Financial Secretary John Tsang Chun-wah said the government would "inevitably" foot a bigger bill for welfare payments after the top court last week dismissed a seven-year residency requirement that had excluded new immigrants from social welfare benefits.
"After the verdict was handed down … I immediately asked my colleagues to do assessments, especially [on] the possible impact in the long run," Tsang wrote on his official blog yesterday.
The Court of Final Appeal ruled that the requirement for Comprehensive Social Security Assistance applicants to have lived in Hong Kong for seven years was unconstitutional.
"Unlike other items of public expenditure … say, funding to [the] Hospital Authority or schools, which would have an upper cap or need to be prioritised given the limited resources, CSSA is a basic welfare," he wrote.
"Therefore, after the ruling … our spending on social welfare will inevitably see an increase.
"When I work out the budget for next fiscal year, there will also be a need to make adjustments."
Welfare has always been among the major outlays of public resources.

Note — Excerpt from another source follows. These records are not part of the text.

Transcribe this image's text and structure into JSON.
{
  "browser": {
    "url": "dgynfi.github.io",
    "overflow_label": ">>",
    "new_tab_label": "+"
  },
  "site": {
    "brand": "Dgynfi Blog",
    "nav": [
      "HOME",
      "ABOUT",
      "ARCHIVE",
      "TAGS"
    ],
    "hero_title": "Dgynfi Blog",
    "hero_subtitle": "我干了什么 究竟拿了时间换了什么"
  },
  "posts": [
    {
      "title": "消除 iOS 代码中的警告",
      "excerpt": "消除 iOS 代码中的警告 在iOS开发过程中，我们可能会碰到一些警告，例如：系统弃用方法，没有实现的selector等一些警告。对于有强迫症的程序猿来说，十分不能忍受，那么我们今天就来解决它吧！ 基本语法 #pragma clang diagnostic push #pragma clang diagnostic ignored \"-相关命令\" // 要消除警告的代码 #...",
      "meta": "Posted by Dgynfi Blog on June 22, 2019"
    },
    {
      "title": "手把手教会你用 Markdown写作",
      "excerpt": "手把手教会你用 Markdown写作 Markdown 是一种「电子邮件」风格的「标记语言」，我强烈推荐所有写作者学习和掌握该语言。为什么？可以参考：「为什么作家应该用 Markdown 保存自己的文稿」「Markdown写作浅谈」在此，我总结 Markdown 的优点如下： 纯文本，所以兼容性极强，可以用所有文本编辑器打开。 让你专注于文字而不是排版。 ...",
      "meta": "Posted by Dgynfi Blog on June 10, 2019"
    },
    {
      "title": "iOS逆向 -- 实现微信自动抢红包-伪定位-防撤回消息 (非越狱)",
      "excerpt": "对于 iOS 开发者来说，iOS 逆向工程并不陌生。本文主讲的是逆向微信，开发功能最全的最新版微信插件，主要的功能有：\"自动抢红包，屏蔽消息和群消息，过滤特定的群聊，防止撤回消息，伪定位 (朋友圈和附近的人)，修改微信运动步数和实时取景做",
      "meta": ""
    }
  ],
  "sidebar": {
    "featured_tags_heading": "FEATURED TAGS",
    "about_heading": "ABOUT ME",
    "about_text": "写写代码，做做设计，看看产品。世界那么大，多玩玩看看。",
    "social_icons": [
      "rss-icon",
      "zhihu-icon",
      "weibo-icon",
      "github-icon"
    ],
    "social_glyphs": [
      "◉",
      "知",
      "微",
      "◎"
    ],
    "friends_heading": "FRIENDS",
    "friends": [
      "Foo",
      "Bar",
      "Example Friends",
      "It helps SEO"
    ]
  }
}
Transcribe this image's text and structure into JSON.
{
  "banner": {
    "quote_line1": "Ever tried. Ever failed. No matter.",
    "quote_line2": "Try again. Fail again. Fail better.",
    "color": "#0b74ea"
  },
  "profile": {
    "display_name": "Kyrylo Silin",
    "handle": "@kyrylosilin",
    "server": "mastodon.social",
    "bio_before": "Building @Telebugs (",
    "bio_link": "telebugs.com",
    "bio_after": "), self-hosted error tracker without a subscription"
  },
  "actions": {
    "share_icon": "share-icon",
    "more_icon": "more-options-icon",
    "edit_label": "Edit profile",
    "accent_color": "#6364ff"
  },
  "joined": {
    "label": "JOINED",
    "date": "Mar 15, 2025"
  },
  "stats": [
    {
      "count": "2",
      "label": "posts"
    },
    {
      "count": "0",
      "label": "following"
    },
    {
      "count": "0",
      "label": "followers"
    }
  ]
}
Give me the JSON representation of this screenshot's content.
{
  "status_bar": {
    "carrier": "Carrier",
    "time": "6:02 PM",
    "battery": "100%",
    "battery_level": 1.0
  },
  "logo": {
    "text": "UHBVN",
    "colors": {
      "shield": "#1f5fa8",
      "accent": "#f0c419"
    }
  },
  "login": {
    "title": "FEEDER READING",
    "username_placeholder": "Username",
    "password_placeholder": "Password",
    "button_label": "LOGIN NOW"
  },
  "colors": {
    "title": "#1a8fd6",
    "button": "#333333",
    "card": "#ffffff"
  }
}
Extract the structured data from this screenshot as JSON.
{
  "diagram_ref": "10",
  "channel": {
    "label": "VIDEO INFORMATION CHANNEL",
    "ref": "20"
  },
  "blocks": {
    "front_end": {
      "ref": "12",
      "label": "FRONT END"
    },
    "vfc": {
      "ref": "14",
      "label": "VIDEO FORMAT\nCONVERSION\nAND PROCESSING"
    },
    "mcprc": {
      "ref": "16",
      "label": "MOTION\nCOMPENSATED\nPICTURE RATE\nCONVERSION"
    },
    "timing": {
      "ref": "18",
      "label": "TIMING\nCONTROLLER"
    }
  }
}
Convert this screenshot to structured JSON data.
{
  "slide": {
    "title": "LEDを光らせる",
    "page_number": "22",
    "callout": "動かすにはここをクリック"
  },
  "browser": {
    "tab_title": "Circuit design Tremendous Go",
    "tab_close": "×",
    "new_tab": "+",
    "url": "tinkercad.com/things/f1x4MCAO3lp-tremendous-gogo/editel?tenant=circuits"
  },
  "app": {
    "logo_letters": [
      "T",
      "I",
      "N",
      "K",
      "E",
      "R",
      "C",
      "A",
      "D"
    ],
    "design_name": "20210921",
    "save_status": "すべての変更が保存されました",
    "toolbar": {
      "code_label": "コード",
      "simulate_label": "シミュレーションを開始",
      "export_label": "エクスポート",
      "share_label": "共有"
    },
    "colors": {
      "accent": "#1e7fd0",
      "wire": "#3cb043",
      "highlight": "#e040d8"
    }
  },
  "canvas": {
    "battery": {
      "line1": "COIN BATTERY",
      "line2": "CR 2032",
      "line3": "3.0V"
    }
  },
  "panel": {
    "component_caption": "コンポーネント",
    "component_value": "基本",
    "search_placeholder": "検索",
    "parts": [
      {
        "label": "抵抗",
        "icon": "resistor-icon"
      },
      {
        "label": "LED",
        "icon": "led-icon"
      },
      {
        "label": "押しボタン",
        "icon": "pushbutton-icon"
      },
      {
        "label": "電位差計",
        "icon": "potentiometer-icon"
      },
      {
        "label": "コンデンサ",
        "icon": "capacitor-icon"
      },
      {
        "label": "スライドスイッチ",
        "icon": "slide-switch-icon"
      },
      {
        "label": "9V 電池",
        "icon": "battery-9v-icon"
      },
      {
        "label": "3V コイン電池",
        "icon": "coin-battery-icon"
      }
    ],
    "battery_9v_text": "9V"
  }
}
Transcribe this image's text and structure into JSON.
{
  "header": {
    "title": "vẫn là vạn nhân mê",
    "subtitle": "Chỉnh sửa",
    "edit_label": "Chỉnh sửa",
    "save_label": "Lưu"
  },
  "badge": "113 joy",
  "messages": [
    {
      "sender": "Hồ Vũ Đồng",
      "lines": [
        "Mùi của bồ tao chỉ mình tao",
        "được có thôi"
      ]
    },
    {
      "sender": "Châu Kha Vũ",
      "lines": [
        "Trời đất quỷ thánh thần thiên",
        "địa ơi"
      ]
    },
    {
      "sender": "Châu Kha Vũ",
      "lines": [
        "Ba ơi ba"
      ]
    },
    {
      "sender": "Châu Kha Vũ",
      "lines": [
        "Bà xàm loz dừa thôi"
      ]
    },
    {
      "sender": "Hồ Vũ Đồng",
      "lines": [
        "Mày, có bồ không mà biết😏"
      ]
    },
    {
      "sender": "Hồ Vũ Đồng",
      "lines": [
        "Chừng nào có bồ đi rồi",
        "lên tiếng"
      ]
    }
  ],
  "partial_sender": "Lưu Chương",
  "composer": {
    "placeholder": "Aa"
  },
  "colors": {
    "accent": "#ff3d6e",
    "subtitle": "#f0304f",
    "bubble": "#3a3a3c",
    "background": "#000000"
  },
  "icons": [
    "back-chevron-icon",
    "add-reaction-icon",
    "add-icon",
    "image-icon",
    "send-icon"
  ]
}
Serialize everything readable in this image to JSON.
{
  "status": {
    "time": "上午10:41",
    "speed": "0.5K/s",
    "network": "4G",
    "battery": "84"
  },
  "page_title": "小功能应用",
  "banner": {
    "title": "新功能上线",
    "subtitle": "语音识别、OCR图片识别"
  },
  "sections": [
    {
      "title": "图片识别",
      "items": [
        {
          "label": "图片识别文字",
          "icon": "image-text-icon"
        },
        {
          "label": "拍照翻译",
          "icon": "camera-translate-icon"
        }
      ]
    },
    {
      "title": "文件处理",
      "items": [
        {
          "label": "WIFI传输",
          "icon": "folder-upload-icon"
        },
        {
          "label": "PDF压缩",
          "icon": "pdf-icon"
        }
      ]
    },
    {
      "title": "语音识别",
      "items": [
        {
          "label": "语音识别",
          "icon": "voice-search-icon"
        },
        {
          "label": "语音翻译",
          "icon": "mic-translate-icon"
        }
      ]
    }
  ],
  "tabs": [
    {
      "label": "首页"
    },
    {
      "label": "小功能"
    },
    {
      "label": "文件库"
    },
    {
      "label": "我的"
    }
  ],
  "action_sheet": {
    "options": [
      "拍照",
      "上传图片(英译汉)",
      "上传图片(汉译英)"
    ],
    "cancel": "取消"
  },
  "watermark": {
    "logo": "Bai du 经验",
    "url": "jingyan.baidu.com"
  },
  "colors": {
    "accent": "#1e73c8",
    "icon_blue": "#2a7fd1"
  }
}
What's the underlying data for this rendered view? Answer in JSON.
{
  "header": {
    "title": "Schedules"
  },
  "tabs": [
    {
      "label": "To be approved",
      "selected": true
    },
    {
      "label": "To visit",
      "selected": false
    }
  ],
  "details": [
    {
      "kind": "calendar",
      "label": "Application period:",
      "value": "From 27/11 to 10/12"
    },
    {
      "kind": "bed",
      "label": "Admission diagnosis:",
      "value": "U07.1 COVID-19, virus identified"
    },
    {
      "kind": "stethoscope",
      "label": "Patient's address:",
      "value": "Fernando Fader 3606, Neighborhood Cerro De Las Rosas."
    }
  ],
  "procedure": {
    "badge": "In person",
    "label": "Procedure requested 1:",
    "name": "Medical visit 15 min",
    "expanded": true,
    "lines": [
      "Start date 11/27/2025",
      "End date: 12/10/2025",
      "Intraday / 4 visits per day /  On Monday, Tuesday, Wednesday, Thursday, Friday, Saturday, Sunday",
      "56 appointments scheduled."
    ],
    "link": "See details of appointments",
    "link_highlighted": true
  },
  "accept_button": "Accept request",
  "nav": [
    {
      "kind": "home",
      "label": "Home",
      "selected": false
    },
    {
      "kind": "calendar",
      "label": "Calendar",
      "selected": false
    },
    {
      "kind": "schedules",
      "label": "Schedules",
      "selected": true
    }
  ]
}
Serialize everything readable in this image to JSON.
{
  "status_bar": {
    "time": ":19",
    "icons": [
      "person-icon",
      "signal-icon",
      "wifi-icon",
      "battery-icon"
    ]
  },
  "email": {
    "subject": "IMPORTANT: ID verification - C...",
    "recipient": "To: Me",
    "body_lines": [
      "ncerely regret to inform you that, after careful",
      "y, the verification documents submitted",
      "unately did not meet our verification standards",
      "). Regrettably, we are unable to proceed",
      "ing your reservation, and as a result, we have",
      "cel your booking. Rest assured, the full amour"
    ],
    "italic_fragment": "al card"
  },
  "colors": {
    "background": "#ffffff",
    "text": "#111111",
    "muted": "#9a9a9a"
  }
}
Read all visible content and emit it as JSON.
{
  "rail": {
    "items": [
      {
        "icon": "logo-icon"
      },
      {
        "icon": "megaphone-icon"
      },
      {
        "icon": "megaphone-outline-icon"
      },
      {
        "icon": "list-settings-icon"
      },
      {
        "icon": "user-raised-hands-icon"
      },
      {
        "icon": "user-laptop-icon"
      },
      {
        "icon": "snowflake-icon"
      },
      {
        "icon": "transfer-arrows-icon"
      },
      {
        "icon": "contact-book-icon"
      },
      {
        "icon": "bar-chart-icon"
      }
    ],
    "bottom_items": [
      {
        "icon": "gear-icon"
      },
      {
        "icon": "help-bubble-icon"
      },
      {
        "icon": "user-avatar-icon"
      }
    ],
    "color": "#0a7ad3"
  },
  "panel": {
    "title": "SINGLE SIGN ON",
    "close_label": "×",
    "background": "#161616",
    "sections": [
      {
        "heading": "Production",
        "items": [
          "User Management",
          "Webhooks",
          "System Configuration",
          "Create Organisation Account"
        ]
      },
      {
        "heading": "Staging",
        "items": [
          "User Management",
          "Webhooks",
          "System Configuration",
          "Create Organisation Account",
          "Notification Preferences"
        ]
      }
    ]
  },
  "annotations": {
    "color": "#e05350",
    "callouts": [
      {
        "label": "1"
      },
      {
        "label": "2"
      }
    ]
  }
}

In the 2013-14 budget, spending on social welfare was set at HK$61.2 billion, more than one-fifth of recurrent government expenditure.
Meanwhile, Liberal Party youth committee chairman Lee Tsz-king yesterday came under fire from fellow panellists on an RTHK public affairs programme.
"It is legal, but it is not reasonable," Lee said of the court's ruling on the seven-year requirement. "The Liberal Party, as a right-wing party, opposes new arrivals enjoying any social welfare such as the CSSA. Why should we give the new arrivals money when they have not contributed to Hong Kong?"
Panellist Eric Cheung Tat-ming, senior lecturer in law at the University of Hong Kong, said many Hongkongers had not worked before receiving CSSA. HKU associate professor of social work Law Chi-kwong said the remarks showed the Liberals were an "extreme right-wing" party.